The Stream Systems of the U.S. Visualized As Subway Maps
Before the 20th century, one of the easiest ways to get around was on the water. People took steamboats and ferries up, down, and across rivers as their normal mode of transportation. Rivers were the transit lines of an era in which transferring could mean hopping on a horse-drawn streetcar.
Inspired by Harry Beck’s designs for London Underground transit maps of the 1930s, cartographer Daniel Huffman created a series of maps that imagines what America’s river systems would look like as subway lines.
His river transit maps give waterways an urban aesthetic, emphasizing the relationships between different rivers. Like most subway maps, they’re not necessarily geographically accurate. All the rivers run in straight lines with neat intersections, without any messy tributaries to clutter the map. The result is, purposely, a far cry from what America’s waterways actually look like. “The geography is intentionally distorted to clarify relationships. I think it helps translate the sort of visual language of nature into a more engineered one, putting the organic in more constructed terms,” Huffman writes.

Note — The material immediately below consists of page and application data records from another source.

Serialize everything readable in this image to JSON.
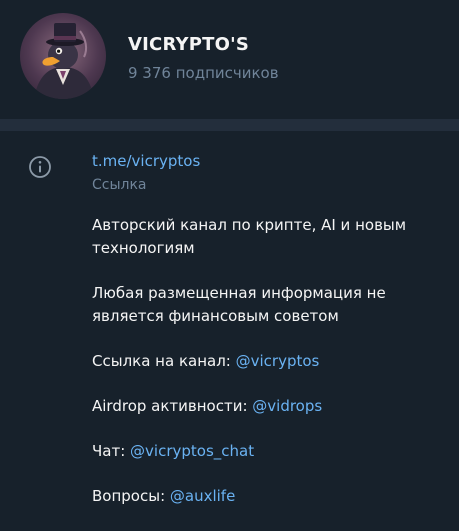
{
  "channel": {
    "title": "VICRYPTO'S",
    "subscribers": "9 376 подписчиков",
    "avatar_icon": "duck-in-top-hat-avatar"
  },
  "info": {
    "icon": "info-icon",
    "link": "t.me/vicryptos",
    "link_caption": "Ссылка",
    "description": {
      "line1": "Авторский канал по крипте, AI и новым технологиям",
      "line2": "Любая размещенная информация не является финансовым советом",
      "channel_label": "Ссылка на канал: ",
      "channel_handle": "@vicryptos",
      "airdrop_label": "Airdrop активности: ",
      "airdrop_handle": "@vidrops",
      "chat_label": "Чат: ",
      "chat_handle": "@vicryptos_chat",
      "questions_label": "Вопросы: ",
      "questions_handle": "@auxlife"
    }
  },
  "colors": {
    "background": "#17212b",
    "divider": "#232e3c",
    "link": "#6ab2f2",
    "muted": "#708499",
    "text": "#f5f5f5"
  }
}
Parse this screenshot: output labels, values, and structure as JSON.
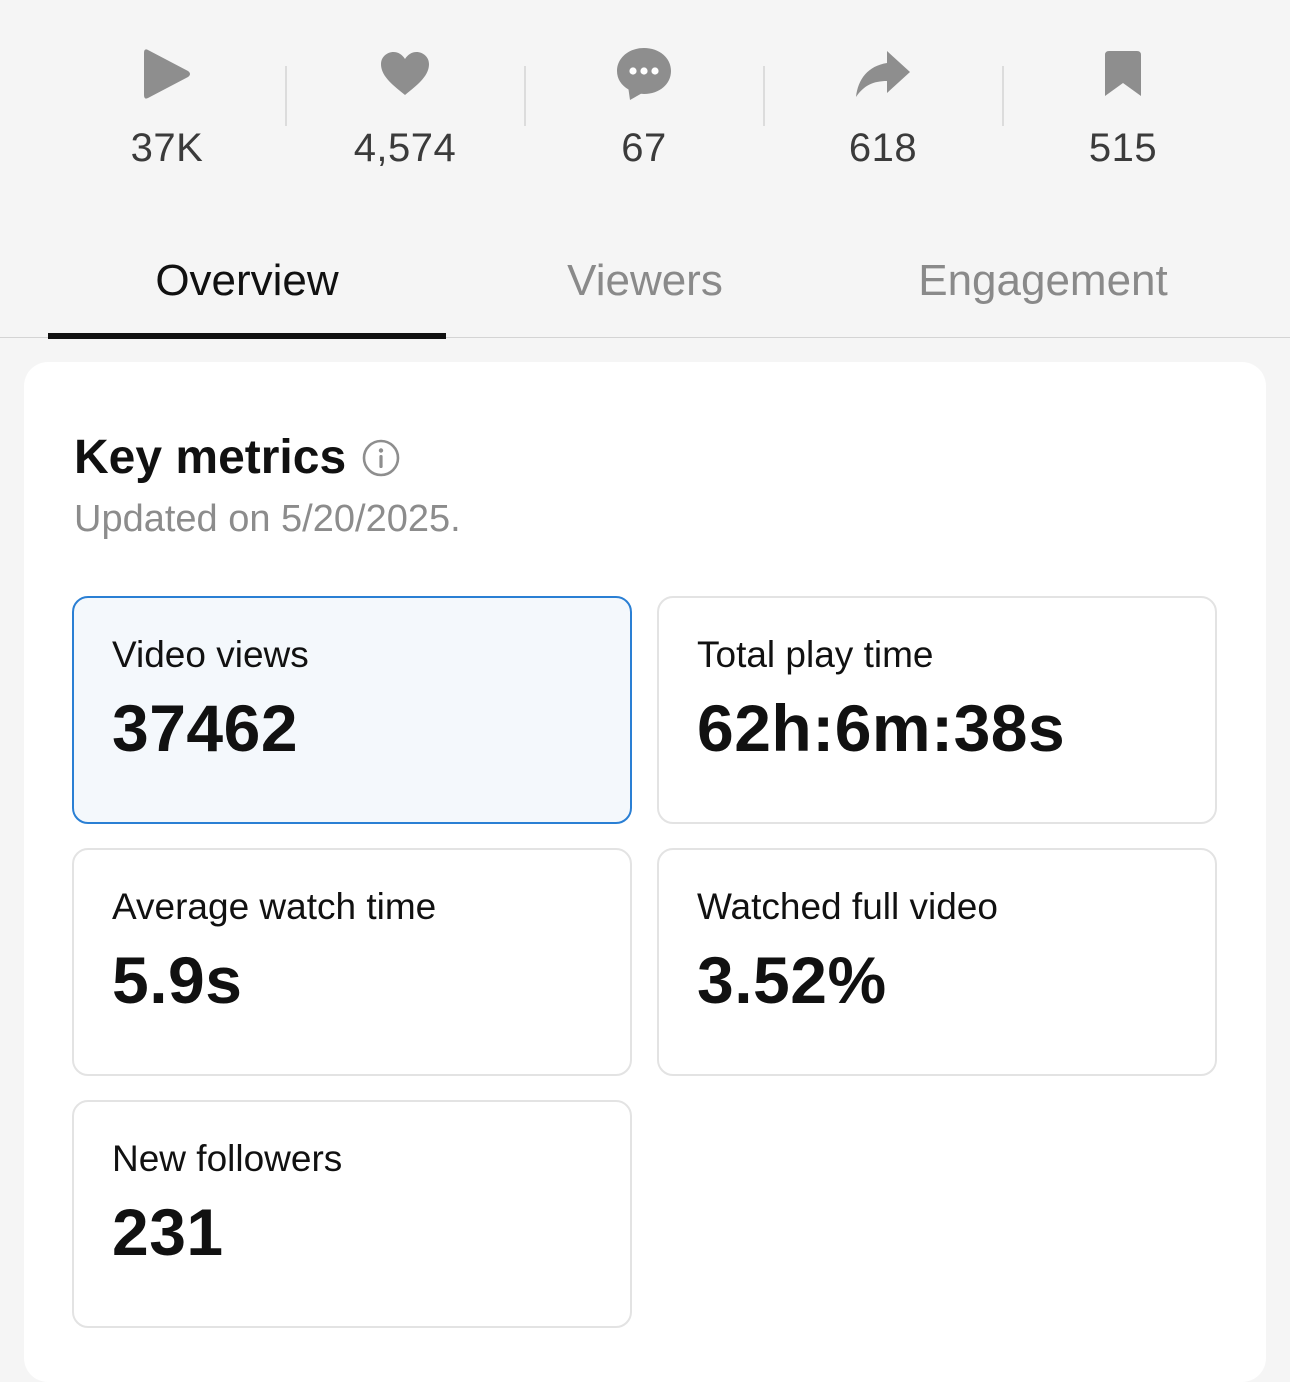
{
  "stats": [
    {
      "icon": "play-icon",
      "value": "37K"
    },
    {
      "icon": "heart-icon",
      "value": "4,574"
    },
    {
      "icon": "comment-icon",
      "value": "67"
    },
    {
      "icon": "share-icon",
      "value": "618"
    },
    {
      "icon": "bookmark-icon",
      "value": "515"
    }
  ],
  "tabs": [
    {
      "label": "Overview",
      "active": true
    },
    {
      "label": "Viewers",
      "active": false
    },
    {
      "label": "Engagement",
      "active": false
    }
  ],
  "key_metrics": {
    "title": "Key metrics",
    "info_icon": "info-icon",
    "updated": "Updated on 5/20/2025.",
    "metrics": [
      {
        "label": "Video views",
        "value": "37462",
        "selected": true
      },
      {
        "label": "Total play time",
        "value": "62h:6m:38s",
        "selected": false
      },
      {
        "label": "Average watch time",
        "value": "5.9s",
        "selected": false
      },
      {
        "label": "Watched full video",
        "value": "3.52%",
        "selected": false
      },
      {
        "label": "New followers",
        "value": "231",
        "selected": false
      }
    ]
  },
  "colors": {
    "icon_gray": "#8e8e8e",
    "selected_border": "#2a7fd4",
    "selected_bg": "#f4f8fc"
  }
}
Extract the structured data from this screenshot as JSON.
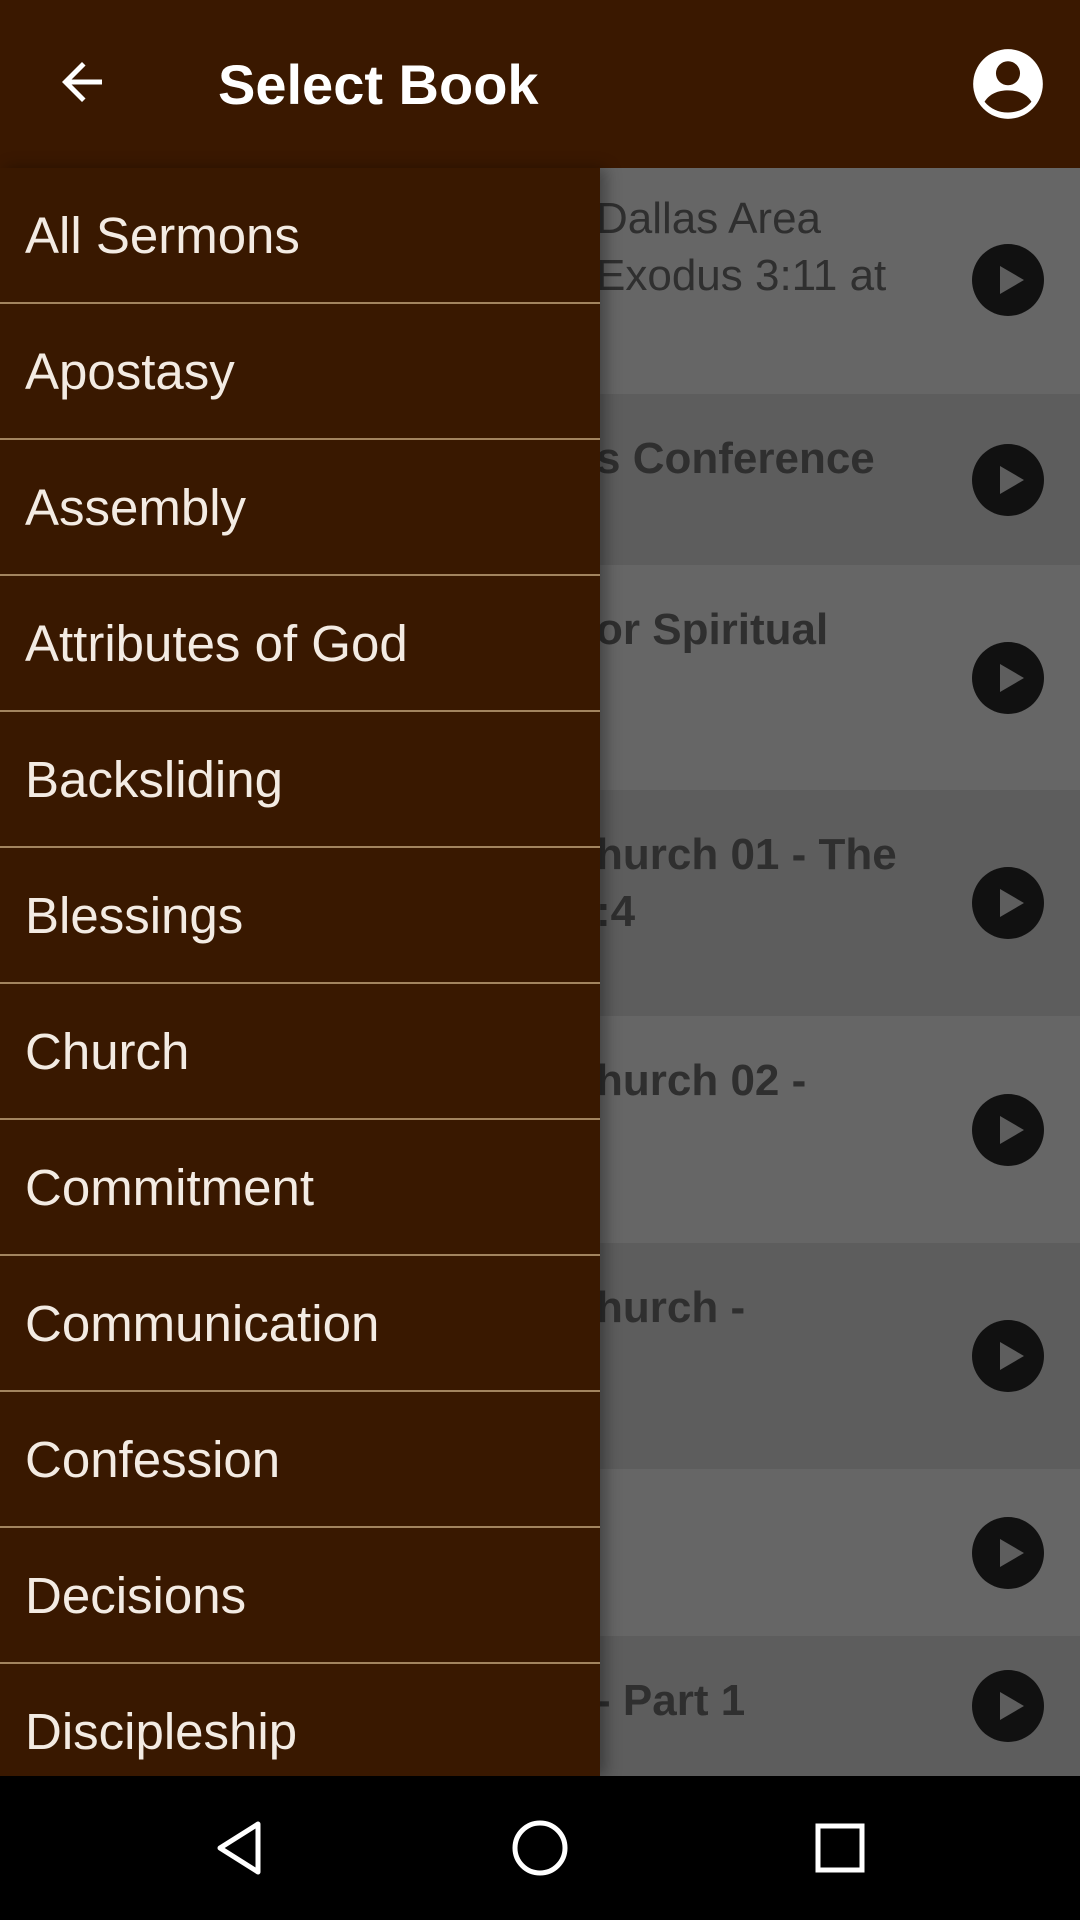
{
  "app_bar": {
    "title": "Select Book",
    "back_icon": "arrow-left-icon",
    "account_icon": "account-circle-icon",
    "color": "#3a1800"
  },
  "background_list": [
    {
      "lines": [
        "Dallas Area",
        "Exodus 3:11 at"
      ],
      "bold": false
    },
    {
      "lines": [
        "s Conference"
      ],
      "bold": true
    },
    {
      "lines": [
        "or Spiritual"
      ],
      "bold": true
    },
    {
      "lines": [
        "hurch 01 - The",
        ":4"
      ],
      "bold": true
    },
    {
      "lines": [
        "hurch 02 -"
      ],
      "bold": true
    },
    {
      "lines": [
        "hurch -"
      ],
      "bold": true
    },
    {
      "lines": [],
      "bold": true
    },
    {
      "lines": [
        "- Part 1"
      ],
      "bold": true
    }
  ],
  "drawer": {
    "color": "#391800",
    "items": [
      {
        "label": "All Sermons"
      },
      {
        "label": "Apostasy"
      },
      {
        "label": "Assembly"
      },
      {
        "label": "Attributes of God"
      },
      {
        "label": "Backsliding"
      },
      {
        "label": "Blessings"
      },
      {
        "label": "Church"
      },
      {
        "label": "Commitment"
      },
      {
        "label": "Communication"
      },
      {
        "label": "Confession"
      },
      {
        "label": "Decisions"
      },
      {
        "label": "Discipleship"
      }
    ]
  },
  "nav_bar": {
    "back_icon": "triangle-back-icon",
    "home_icon": "circle-home-icon",
    "recents_icon": "square-recents-icon"
  }
}
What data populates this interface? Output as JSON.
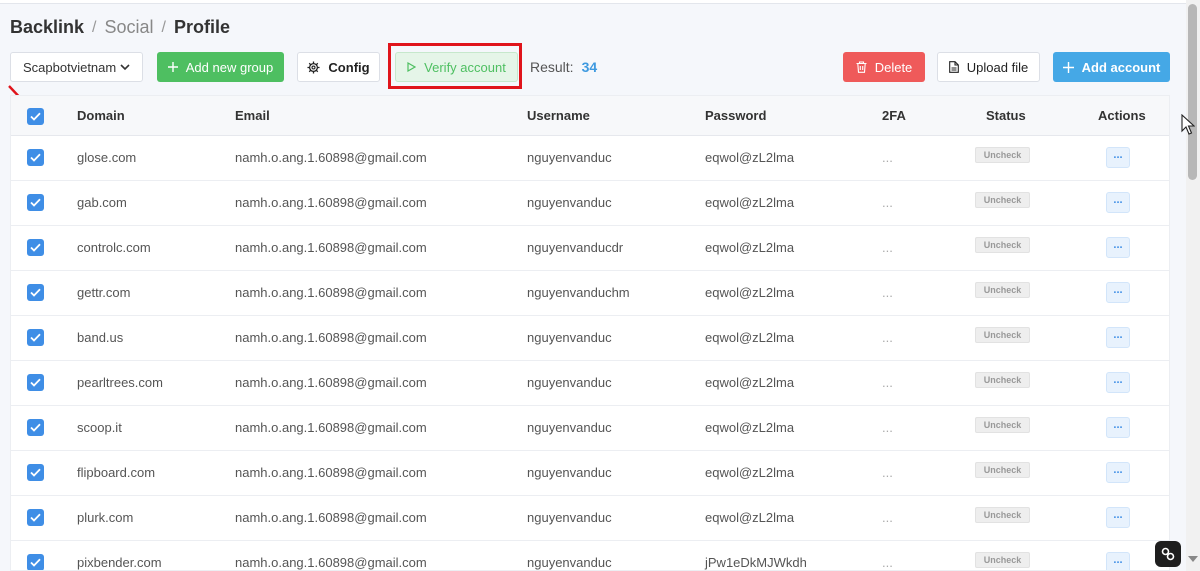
{
  "breadcrumb": {
    "root": "Backlink",
    "sep1": "/",
    "mid": "Social",
    "sep2": "/",
    "current": "Profile"
  },
  "toolbar": {
    "group_select": "Scapbotvietnam",
    "add_group": "Add new group",
    "config": "Config",
    "verify": "Verify account",
    "result_label": "Result:",
    "result_value": "34",
    "delete": "Delete",
    "upload": "Upload file",
    "add_account": "Add account"
  },
  "table": {
    "headers": {
      "domain": "Domain",
      "email": "Email",
      "username": "Username",
      "password": "Password",
      "twofa": "2FA",
      "status": "Status",
      "actions": "Actions"
    },
    "rows": [
      {
        "domain": "glose.com",
        "email": "namh.o.ang.1.60898@gmail.com",
        "username": "nguyenvanduc",
        "password": "eqwol@zL2lma",
        "twofa": "...",
        "status": "Uncheck",
        "action": "..."
      },
      {
        "domain": "gab.com",
        "email": "namh.o.ang.1.60898@gmail.com",
        "username": "nguyenvanduc",
        "password": "eqwol@zL2lma",
        "twofa": "...",
        "status": "Uncheck",
        "action": "..."
      },
      {
        "domain": "controlc.com",
        "email": "namh.o.ang.1.60898@gmail.com",
        "username": "nguyenvanducdr",
        "password": "eqwol@zL2lma",
        "twofa": "...",
        "status": "Uncheck",
        "action": "..."
      },
      {
        "domain": "gettr.com",
        "email": "namh.o.ang.1.60898@gmail.com",
        "username": "nguyenvanduchm",
        "password": "eqwol@zL2lma",
        "twofa": "...",
        "status": "Uncheck",
        "action": "..."
      },
      {
        "domain": "band.us",
        "email": "namh.o.ang.1.60898@gmail.com",
        "username": "nguyenvanduc",
        "password": "eqwol@zL2lma",
        "twofa": "...",
        "status": "Uncheck",
        "action": "..."
      },
      {
        "domain": "pearltrees.com",
        "email": "namh.o.ang.1.60898@gmail.com",
        "username": "nguyenvanduc",
        "password": "eqwol@zL2lma",
        "twofa": "...",
        "status": "Uncheck",
        "action": "..."
      },
      {
        "domain": "scoop.it",
        "email": "namh.o.ang.1.60898@gmail.com",
        "username": "nguyenvanduc",
        "password": "eqwol@zL2lma",
        "twofa": "...",
        "status": "Uncheck",
        "action": "..."
      },
      {
        "domain": "flipboard.com",
        "email": "namh.o.ang.1.60898@gmail.com",
        "username": "nguyenvanduc",
        "password": "eqwol@zL2lma",
        "twofa": "...",
        "status": "Uncheck",
        "action": "..."
      },
      {
        "domain": "plurk.com",
        "email": "namh.o.ang.1.60898@gmail.com",
        "username": "nguyenvanduc",
        "password": "eqwol@zL2lma",
        "twofa": "...",
        "status": "Uncheck",
        "action": "..."
      },
      {
        "domain": "pixbender.com",
        "email": "namh.o.ang.1.60898@gmail.com",
        "username": "nguyenvanduc",
        "password": "jPw1eDkMJWkdh",
        "twofa": "...",
        "status": "Uncheck",
        "action": "..."
      }
    ]
  },
  "colors": {
    "primary": "#45a8e6",
    "success": "#4ebf61",
    "danger": "#ef5a5a",
    "checkbox": "#3f8ee6",
    "highlight": "#e0141b"
  },
  "icons": [
    "chevron-down-icon",
    "plus-icon",
    "gear-icon",
    "play-icon",
    "trash-icon",
    "file-icon",
    "check-icon",
    "arrow-icon",
    "cursor-icon",
    "link-icon"
  ]
}
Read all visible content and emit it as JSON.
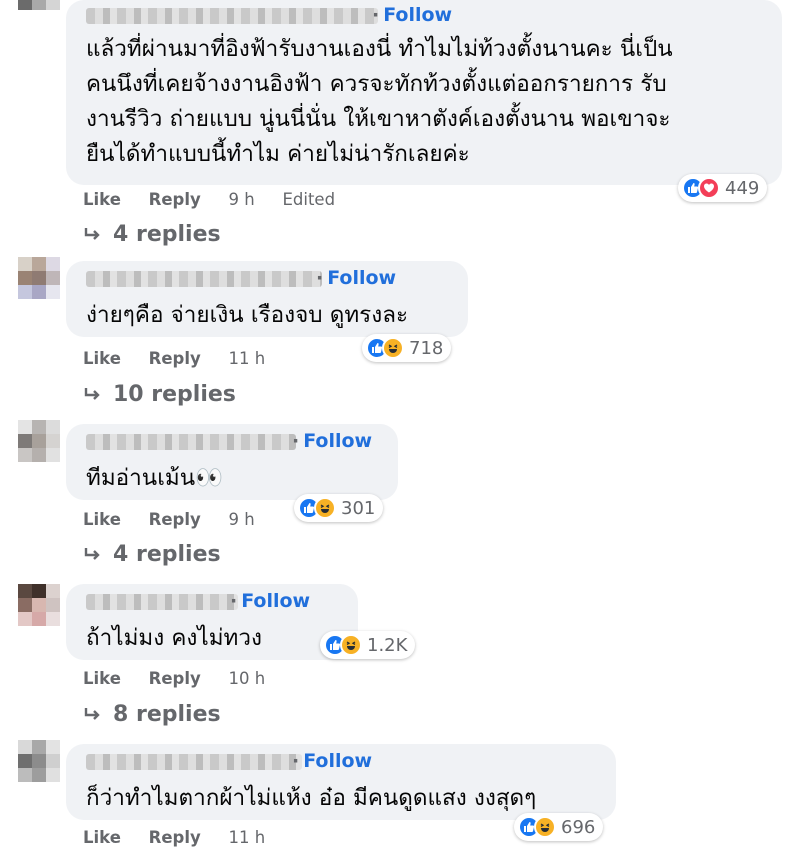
{
  "comments": [
    {
      "follow_label": "Follow",
      "lines": [
        "แล้วที่ผ่านมาที่อิงฟ้ารับงานเองนี่ ทำไมไม่ท้วงตั้งนานคะ นี่เป็น",
        "คนนึงที่เคยจ้างงานอิงฟ้า ควรจะทักท้วงตั้งแต่ออกรายการ รับ",
        "งานรีวิว ถ่ายแบบ นู่นนี่นั่น ให้เขาหาตังค์เองตั้งนาน พอเขาจะ",
        "ยืนได้ทำแบบนี้ทำไม ค่ายไม่น่ารักเลยค่ะ"
      ],
      "reactions": [
        "like",
        "love"
      ],
      "reaction_count": "449",
      "like_label": "Like",
      "reply_label": "Reply",
      "time": "9 h",
      "edited": "Edited",
      "replies_label": "4 replies"
    },
    {
      "follow_label": "Follow",
      "lines": [
        "ง่ายๆคือ จ่ายเงิน เรืองจบ ดูทรงละ"
      ],
      "reactions": [
        "like",
        "haha"
      ],
      "reaction_count": "718",
      "like_label": "Like",
      "reply_label": "Reply",
      "time": "11 h",
      "replies_label": "10 replies"
    },
    {
      "follow_label": "Follow",
      "lines": [
        "ทีมอ่านเม้น👀"
      ],
      "reactions": [
        "like",
        "haha"
      ],
      "reaction_count": "301",
      "like_label": "Like",
      "reply_label": "Reply",
      "time": "9 h",
      "replies_label": "4 replies"
    },
    {
      "follow_label": "Follow",
      "lines": [
        "ถ้าไม่มง คงไม่ทวง"
      ],
      "reactions": [
        "like",
        "haha"
      ],
      "reaction_count": "1.2K",
      "like_label": "Like",
      "reply_label": "Reply",
      "time": "10 h",
      "replies_label": "8 replies"
    },
    {
      "follow_label": "Follow",
      "lines": [
        "ก็ว่าทำไมตากผ้าไม่แห้ง อ๋อ มีคนดูดแสง งงสุดๆ"
      ],
      "reactions": [
        "like",
        "haha"
      ],
      "reaction_count": "696",
      "like_label": "Like",
      "reply_label": "Reply",
      "time": "11 h"
    }
  ],
  "colors": {
    "bubble": "#f0f2f5",
    "follow": "#216fdb",
    "meta": "#65676b",
    "like": "#1877f2",
    "love": "#f33e58",
    "haha": "#f7b125"
  }
}
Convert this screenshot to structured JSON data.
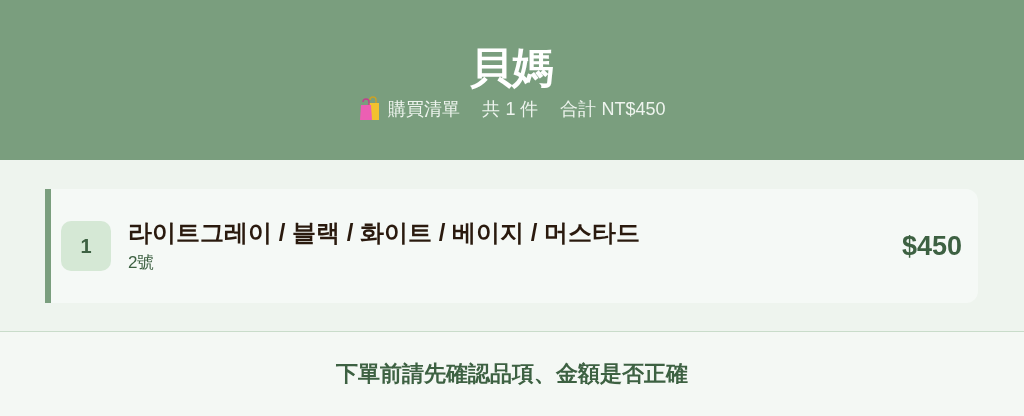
{
  "header": {
    "title": "貝媽",
    "subtitle": [
      "購買清單",
      "共 1 件",
      "合計 NT$450"
    ]
  },
  "items": [
    {
      "index": "1",
      "name": "라이트그레이 / 블랙 / 화이트 / 베이지 / 머스타드",
      "size": "2號",
      "price": "$450"
    }
  ],
  "footer": {
    "note": "下單前請先確認品項、金額是否正確"
  }
}
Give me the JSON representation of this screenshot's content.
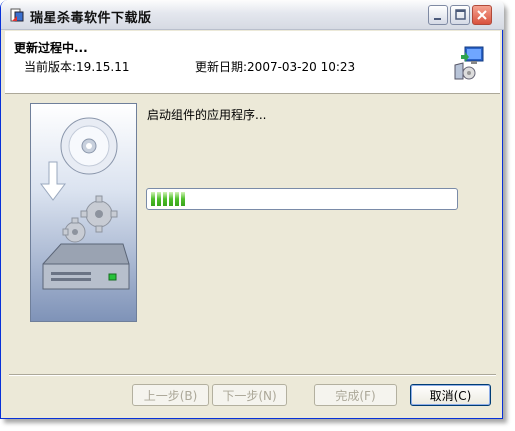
{
  "window": {
    "title": "瑞星杀毒软件下载版"
  },
  "header": {
    "title": "更新过程中...",
    "version_text": "当前版本:19.15.11",
    "date_text": "更新日期:2007-03-20 10:23"
  },
  "main": {
    "status_text": "启动组件的应用程序...",
    "progress": 0.13
  },
  "buttons": {
    "prev": "上一步(B)",
    "next": "下一步(N)",
    "finish": "完成(F)",
    "cancel": "取消(C)"
  },
  "colors": {
    "progress_green": "#4fbf2b",
    "window_bg": "#ECE9D8"
  }
}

After all, rivers are engineered, too—not entirely unlike how we’ve engineered the routes of our subways. We build locks, dams, and canals to facilitate transportation and control water use, and divert the flow of water to protect cities from flooding. In the 1930s, the U.S. Army Corps of Engineers turned the Los Angeles River into a concrete channel, guiding it into a consistent path. In Chicago, engineers reversed the flow of the city river to divert contaminated water away from Lake Michigan. Other cities force their rivers underground.
These neat, visual networks of water as transportation lines help emphasize how interconnected all of our water sources are, even for those who have never traveled up and down those rivers. See the rest of Huffman’s maps on his blog.
All images courtesy Daniel Huffman.